What is the number of lines in the listing that contain "artist"? Give that number only.

______

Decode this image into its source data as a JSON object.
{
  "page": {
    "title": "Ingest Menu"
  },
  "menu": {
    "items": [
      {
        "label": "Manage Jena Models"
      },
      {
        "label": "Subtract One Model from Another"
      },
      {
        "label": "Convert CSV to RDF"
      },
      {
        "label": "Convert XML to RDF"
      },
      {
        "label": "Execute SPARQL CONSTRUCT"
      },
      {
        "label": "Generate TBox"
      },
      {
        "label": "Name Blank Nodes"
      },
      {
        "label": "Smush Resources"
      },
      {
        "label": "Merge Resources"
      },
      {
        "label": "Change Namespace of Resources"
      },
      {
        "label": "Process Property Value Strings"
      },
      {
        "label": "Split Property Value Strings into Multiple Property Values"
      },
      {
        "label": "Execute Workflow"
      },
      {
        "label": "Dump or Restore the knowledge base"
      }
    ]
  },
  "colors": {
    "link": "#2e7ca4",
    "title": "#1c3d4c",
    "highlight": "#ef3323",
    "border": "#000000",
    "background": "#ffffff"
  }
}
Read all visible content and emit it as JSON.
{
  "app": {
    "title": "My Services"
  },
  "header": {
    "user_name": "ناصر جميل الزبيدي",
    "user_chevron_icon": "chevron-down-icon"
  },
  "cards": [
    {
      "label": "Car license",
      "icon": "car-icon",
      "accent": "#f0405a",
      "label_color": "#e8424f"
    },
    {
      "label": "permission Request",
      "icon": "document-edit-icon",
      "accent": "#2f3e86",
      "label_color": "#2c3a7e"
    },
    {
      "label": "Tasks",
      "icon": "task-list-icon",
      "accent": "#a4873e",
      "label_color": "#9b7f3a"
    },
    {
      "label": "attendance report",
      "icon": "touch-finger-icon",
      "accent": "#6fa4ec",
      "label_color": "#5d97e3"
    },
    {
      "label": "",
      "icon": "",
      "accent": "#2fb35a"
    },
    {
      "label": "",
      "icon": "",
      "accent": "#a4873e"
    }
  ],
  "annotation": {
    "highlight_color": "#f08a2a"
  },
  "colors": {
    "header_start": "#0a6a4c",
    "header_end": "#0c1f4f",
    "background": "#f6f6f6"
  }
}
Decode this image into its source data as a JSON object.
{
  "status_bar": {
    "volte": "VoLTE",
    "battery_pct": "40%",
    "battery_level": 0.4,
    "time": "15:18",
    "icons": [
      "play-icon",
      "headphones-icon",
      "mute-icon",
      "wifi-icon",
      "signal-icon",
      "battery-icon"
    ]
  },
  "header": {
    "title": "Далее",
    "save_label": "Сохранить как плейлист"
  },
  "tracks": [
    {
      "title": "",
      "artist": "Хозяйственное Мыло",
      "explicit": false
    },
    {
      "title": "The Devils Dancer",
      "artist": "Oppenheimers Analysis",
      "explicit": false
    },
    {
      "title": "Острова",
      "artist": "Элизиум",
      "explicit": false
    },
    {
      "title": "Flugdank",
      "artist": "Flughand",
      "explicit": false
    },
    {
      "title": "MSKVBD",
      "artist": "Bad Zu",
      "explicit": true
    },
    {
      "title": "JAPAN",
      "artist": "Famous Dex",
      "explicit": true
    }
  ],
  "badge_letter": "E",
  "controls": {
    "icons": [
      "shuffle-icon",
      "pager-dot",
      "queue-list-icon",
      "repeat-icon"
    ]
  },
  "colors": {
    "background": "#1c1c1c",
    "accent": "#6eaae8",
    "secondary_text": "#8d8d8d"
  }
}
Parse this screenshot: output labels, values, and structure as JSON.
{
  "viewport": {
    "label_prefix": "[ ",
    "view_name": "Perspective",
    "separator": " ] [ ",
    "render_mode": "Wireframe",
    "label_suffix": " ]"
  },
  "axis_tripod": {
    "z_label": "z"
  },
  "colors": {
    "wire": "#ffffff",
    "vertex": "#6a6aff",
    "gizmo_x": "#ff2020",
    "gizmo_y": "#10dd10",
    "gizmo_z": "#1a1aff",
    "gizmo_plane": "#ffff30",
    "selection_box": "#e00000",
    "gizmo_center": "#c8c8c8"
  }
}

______

> Answer space
6